Along with all the music, a poetry workshop with Seth Pennington of Little Rock is set for 2 p.m. Sunday at SQZBX, 236 Ouachita, Ave.
The festival isn't just a valley full of underground sounds for music fans, it's also a treat for the bands, many of whom were not aware of Hot Springs' charms.
"We've got this amazing, beautiful city here, and every single band that's ever come through finds Hot Springs to be the most unique and wonderful place to play," Missile says.
The volunteer-run Valley of the Vapors also has a more laid-back atmosphere than the nonstop hustle of SXSW, where hundreds of bands are clamoring for attention.
Aleks Martray and his band, Grandchildren, will close VOV with a 10:15 p.m. show March 20. It will be the group's eighth appearance at what he says is the band's favorite festival.
"VOV is one of the few festivals we've been to where it is 100 percent about the music, the artists and the audience," Martray says via email. "That might sound obvious, but it's really rare. And after being on the road for weeks at commercial industry festivals like SXSW, its so refreshing to come to a place like Hot Springs where there is so much love for music, people and family."

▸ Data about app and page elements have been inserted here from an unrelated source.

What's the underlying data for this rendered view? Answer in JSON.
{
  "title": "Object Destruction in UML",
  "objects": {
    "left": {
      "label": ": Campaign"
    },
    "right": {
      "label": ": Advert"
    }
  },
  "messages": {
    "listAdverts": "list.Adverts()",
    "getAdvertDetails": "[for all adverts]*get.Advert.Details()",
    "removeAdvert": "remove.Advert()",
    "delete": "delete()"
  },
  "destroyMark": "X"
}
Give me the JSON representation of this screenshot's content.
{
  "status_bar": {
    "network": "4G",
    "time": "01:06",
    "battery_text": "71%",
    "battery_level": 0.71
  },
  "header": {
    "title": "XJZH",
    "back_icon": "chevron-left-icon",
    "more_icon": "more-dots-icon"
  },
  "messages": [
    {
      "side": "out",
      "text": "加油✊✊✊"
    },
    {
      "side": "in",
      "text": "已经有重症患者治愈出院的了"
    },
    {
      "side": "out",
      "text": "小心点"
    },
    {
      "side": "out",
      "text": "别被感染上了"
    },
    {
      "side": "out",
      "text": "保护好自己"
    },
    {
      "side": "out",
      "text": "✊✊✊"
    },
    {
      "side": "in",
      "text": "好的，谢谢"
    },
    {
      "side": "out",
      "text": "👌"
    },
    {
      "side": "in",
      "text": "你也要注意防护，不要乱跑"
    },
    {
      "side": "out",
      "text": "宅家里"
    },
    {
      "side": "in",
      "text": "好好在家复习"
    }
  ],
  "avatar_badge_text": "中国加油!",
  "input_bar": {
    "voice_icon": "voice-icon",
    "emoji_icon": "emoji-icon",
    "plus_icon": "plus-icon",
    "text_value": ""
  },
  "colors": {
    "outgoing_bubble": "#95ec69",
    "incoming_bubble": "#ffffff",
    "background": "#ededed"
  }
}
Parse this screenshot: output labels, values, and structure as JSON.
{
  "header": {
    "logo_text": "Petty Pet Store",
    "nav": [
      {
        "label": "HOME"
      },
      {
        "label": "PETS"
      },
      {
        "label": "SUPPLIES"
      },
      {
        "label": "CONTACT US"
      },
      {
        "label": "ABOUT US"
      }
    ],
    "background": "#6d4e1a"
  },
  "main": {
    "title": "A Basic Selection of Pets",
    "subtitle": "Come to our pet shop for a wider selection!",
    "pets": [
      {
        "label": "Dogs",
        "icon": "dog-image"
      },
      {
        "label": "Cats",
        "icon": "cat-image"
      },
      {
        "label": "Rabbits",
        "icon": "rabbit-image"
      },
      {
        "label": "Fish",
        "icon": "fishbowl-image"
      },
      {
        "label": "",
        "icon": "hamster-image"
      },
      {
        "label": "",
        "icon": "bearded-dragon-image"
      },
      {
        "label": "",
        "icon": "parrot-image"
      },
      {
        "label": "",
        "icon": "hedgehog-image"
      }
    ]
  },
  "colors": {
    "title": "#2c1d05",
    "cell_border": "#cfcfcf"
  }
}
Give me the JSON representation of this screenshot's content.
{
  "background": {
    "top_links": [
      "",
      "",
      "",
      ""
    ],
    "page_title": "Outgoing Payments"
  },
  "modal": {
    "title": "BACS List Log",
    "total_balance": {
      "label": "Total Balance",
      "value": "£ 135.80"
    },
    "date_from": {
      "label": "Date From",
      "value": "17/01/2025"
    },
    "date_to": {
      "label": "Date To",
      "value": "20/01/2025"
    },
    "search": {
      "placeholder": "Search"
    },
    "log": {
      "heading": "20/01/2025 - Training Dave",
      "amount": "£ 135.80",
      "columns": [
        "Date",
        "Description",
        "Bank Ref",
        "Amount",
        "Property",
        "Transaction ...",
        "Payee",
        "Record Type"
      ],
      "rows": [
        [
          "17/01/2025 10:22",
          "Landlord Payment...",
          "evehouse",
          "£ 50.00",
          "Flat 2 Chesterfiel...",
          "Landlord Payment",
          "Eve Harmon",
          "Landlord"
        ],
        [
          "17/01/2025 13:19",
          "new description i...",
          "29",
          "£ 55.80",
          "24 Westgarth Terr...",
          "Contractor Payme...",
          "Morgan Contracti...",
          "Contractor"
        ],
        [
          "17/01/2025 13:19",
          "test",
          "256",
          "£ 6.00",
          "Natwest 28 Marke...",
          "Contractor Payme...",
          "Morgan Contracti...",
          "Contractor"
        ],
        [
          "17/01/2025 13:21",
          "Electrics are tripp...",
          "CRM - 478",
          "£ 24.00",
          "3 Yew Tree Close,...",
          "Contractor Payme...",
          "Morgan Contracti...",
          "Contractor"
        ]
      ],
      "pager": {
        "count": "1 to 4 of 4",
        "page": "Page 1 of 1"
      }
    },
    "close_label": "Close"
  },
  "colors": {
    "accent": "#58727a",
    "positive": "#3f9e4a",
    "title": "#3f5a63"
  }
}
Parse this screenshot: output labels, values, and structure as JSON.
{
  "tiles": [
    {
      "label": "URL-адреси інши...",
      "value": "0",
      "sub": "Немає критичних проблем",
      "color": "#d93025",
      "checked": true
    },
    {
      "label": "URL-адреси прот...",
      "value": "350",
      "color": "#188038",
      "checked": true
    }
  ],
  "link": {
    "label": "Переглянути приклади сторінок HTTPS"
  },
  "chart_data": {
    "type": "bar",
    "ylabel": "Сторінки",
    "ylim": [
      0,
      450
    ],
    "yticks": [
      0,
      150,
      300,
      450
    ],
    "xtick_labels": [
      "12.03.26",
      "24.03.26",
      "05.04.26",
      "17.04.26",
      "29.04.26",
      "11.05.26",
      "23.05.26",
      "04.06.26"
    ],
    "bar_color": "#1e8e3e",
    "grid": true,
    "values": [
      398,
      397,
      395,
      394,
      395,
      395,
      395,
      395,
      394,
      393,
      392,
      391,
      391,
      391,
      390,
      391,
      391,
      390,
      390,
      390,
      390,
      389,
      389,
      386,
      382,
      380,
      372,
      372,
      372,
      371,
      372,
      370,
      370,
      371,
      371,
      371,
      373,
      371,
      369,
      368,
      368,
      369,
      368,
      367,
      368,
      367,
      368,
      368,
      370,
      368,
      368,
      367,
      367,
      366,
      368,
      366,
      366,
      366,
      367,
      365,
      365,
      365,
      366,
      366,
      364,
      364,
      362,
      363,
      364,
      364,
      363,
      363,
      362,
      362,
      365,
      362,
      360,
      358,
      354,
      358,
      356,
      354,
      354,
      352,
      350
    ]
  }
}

Says Missile of the onslaught of musicians coming to town: "They come here and there's no rush. It's a stress-free and relaxing festival for them, and everybody here just appreciates them coming to town."
Martray can vouch for that: "As VOV artists, we're treated like family, so it always feels like a homecoming and reminds us why we do what we do, to connect with people. This translates to incredible performances, because the artists are so relieved to be in such a comforting, familial and genuinely enthusiastic environment."
That family vibe often comes in the form of volunteers who "adopt" bands during the festival.
Amelia Houser is a Hot Springs artist and Low Key Arts board member. She's also VOV's Adopt-A-Band coordinator.
"It's a unique thing we do to make the bands feel welcome," she says. "We pamper them a little. The community here likes to get involved with the bands. They get excited every year for VOV.
"It's like Christmas for hipsters."
Adopting a band, she says, can involve creating care packages or even putting them up while they're in town.
Volunteers can screen YouTube videos of bands at vallyofthevapors.com and pick one they like. It's like going to the shelter to find a pet, except with guitars and drums, and they don't stay very long.
For bands she adopts, Houser may refurbish an old suitcase and fill it with bottles of Mountain Valley Spring Water, Hot Springs crystals, playing cards and toys to help pass the time on the road.
"I reach out to the band before they get here -- and we recommend this -- and ask if they like sweet or salty snacks, what drinks they like, or if they like whiskey or rum," she says, adding it's also good to suss out if there are any vegans or vegetarians in the band.
Even the simplest of personal touches can mean a lot to a road-weary group, such as a homemade meal or sweets.
"One year someone made Rice Krispie Treats for their band and the band was tickled to death," Houser says. "They'd been eating road food and hadn't had anything homemade."
Another side of adopting is hosting the musicians.
"Bands are always looking for somewhere to sleep other than in their van," says Houser, who is hosting Minneapolis musicians Devata Daun and c.Kostra. "If you host them as well, it cuts down on their road expenses."
For Martray, he and the other Grandchildren are just ready to play and hang out with their buddies in Hot Springs.
"When we played last year, hearing the crowd singing along to lyrics from our first album [Everlasting] really hit me emotionally," he says. "There were requests for songs I could barely remember how to play. It was a moment where I realized how much a part of the festival and community we had become and I was so grateful."
Style on 03/13/2018
Print Headline: Something in the air: Valley of the Vapors Festival fills Hot Springs with music — and love — from all over